-- Assignment --
Once the pictures are removed, return each record below exactly as written.

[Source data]
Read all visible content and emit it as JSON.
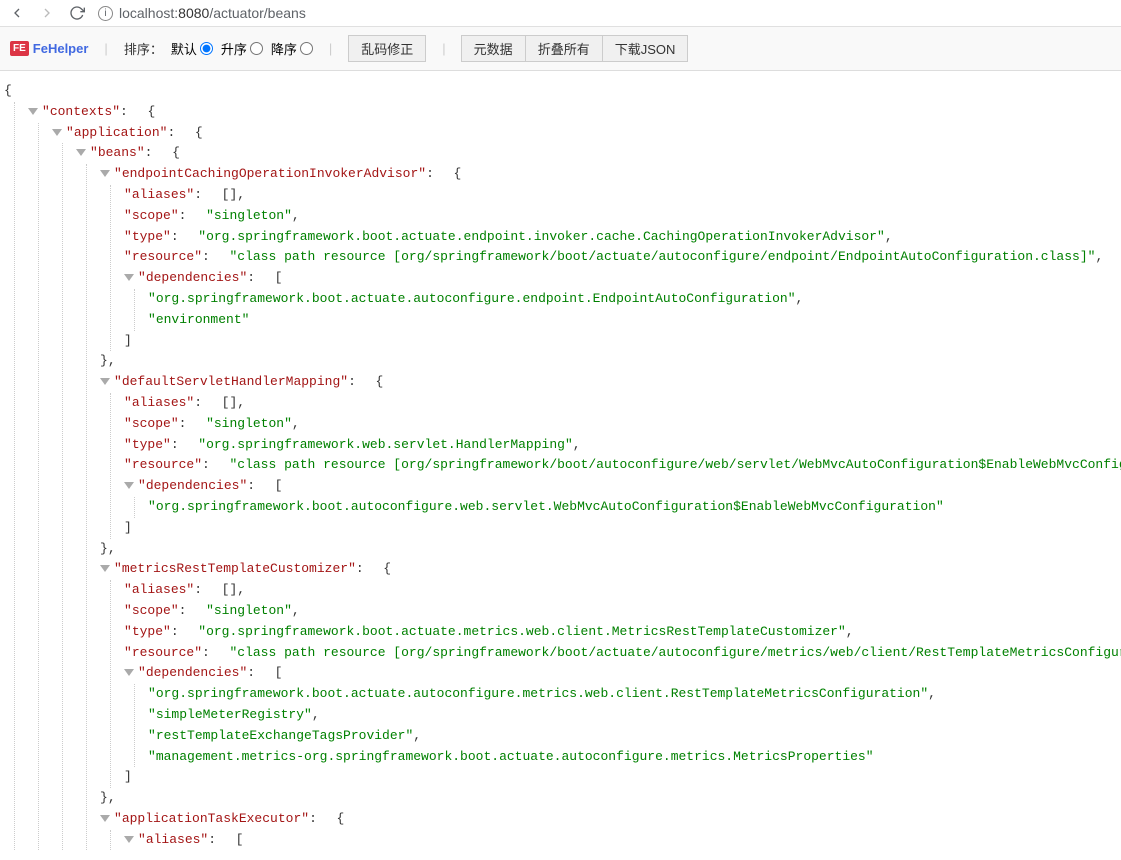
{
  "browser": {
    "url_host": "localhost:",
    "url_port": "8080",
    "url_path": "/actuator/beans"
  },
  "toolbar": {
    "logo_text": "FeHelper",
    "sort_label": "排序：",
    "radio_default": "默认",
    "radio_asc": "升序",
    "radio_desc": "降序",
    "btn_garbled": "乱码修正",
    "btn_meta": "元数据",
    "btn_collapse": "折叠所有",
    "btn_download": "下载JSON"
  },
  "json": {
    "k_contexts": "contexts",
    "k_application": "application",
    "k_beans": "beans",
    "k_aliases": "aliases",
    "k_scope": "scope",
    "k_type": "type",
    "k_resource": "resource",
    "k_dependencies": "dependencies",
    "v_singleton": "singleton",
    "bean1_name": "endpointCachingOperationInvokerAdvisor",
    "bean1_type": "org.springframework.boot.actuate.endpoint.invoker.cache.CachingOperationInvokerAdvisor",
    "bean1_resource": "class path resource [org/springframework/boot/actuate/autoconfigure/endpoint/EndpointAutoConfiguration.class]",
    "bean1_dep1": "org.springframework.boot.actuate.autoconfigure.endpoint.EndpointAutoConfiguration",
    "bean1_dep2": "environment",
    "bean2_name": "defaultServletHandlerMapping",
    "bean2_type": "org.springframework.web.servlet.HandlerMapping",
    "bean2_resource": "class path resource [org/springframework/boot/autoconfigure/web/servlet/WebMvcAutoConfiguration$EnableWebMvcConfiguration.cla",
    "bean2_dep1": "org.springframework.boot.autoconfigure.web.servlet.WebMvcAutoConfiguration$EnableWebMvcConfiguration",
    "bean3_name": "metricsRestTemplateCustomizer",
    "bean3_type": "org.springframework.boot.actuate.metrics.web.client.MetricsRestTemplateCustomizer",
    "bean3_resource": "class path resource [org/springframework/boot/actuate/autoconfigure/metrics/web/client/RestTemplateMetricsConfiguration.class",
    "bean3_dep1": "org.springframework.boot.actuate.autoconfigure.metrics.web.client.RestTemplateMetricsConfiguration",
    "bean3_dep2": "simpleMeterRegistry",
    "bean3_dep3": "restTemplateExchangeTagsProvider",
    "bean3_dep4": "management.metrics-org.springframework.boot.actuate.autoconfigure.metrics.MetricsProperties",
    "bean4_name": "applicationTaskExecutor"
  }
}
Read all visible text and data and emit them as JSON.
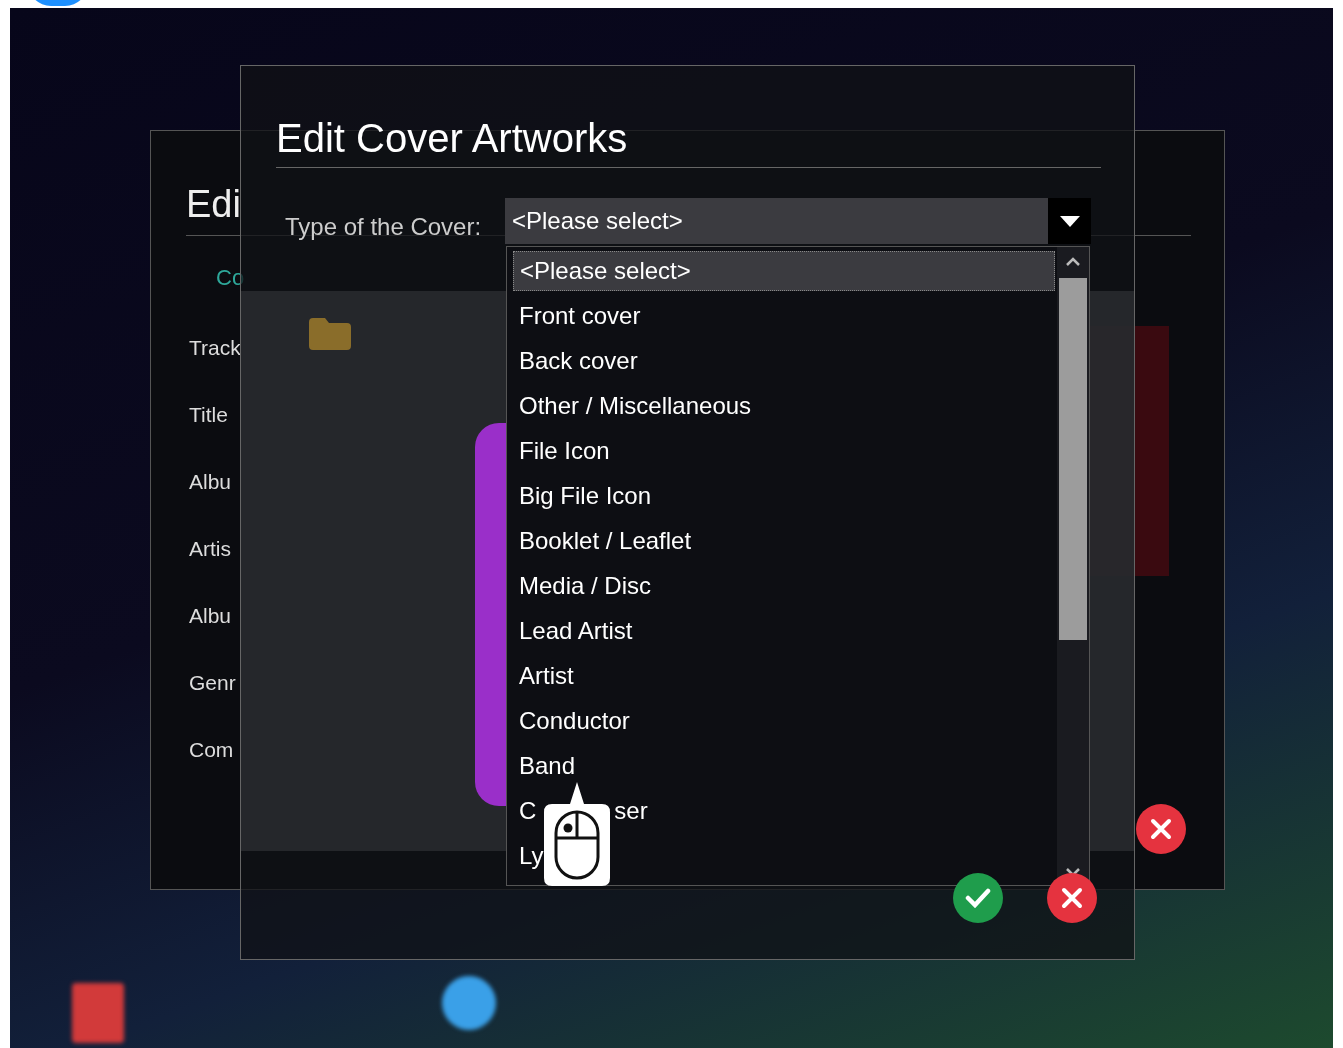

-- Output of the task --
Read all visible content and emit it as JSON.
{
  "browser": {
    "url_host": "localhost:",
    "url_port": "8080",
    "url_path": "/actuator/beans"
  },
  "toolbar": {
    "logo_text": "FeHelper",
    "sort_label": "排序：",
    "radio_default": "默认",
    "radio_asc": "升序",
    "radio_desc": "降序",
    "btn_garbled": "乱码修正",
    "btn_meta": "元数据",
    "btn_collapse": "折叠所有",
    "btn_download": "下载JSON"
  },
  "json": {
    "k_contexts": "contexts",
    "k_application": "application",
    "k_beans": "beans",
    "k_aliases": "aliases",
    "k_scope": "scope",
    "k_type": "type",
    "k_resource": "resource",
    "k_dependencies": "dependencies",
    "v_singleton": "singleton",
    "bean1_name": "endpointCachingOperationInvokerAdvisor",
    "bean1_type": "org.springframework.boot.actuate.endpoint.invoker.cache.CachingOperationInvokerAdvisor",
    "bean1_resource": "class path resource [org/springframework/boot/actuate/autoconfigure/endpoint/EndpointAutoConfiguration.class]",
    "bean1_dep1": "org.springframework.boot.actuate.autoconfigure.endpoint.EndpointAutoConfiguration",
    "bean1_dep2": "environment",
    "bean2_name": "defaultServletHandlerMapping",
    "bean2_type": "org.springframework.web.servlet.HandlerMapping",
    "bean2_resource": "class path resource [org/springframework/boot/autoconfigure/web/servlet/WebMvcAutoConfiguration$EnableWebMvcConfiguration.cla",
    "bean2_dep1": "org.springframework.boot.autoconfigure.web.servlet.WebMvcAutoConfiguration$EnableWebMvcConfiguration",
    "bean3_name": "metricsRestTemplateCustomizer",
    "bean3_type": "org.springframework.boot.actuate.metrics.web.client.MetricsRestTemplateCustomizer",
    "bean3_resource": "class path resource [org/springframework/boot/actuate/autoconfigure/metrics/web/client/RestTemplateMetricsConfiguration.class",
    "bean3_dep1": "org.springframework.boot.actuate.autoconfigure.metrics.web.client.RestTemplateMetricsConfiguration",
    "bean3_dep2": "simpleMeterRegistry",
    "bean3_dep3": "restTemplateExchangeTagsProvider",
    "bean3_dep4": "management.metrics-org.springframework.boot.actuate.autoconfigure.metrics.MetricsProperties",
    "bean4_name": "applicationTaskExecutor"
  }
}
Read all visible text and data and emit them as JSON.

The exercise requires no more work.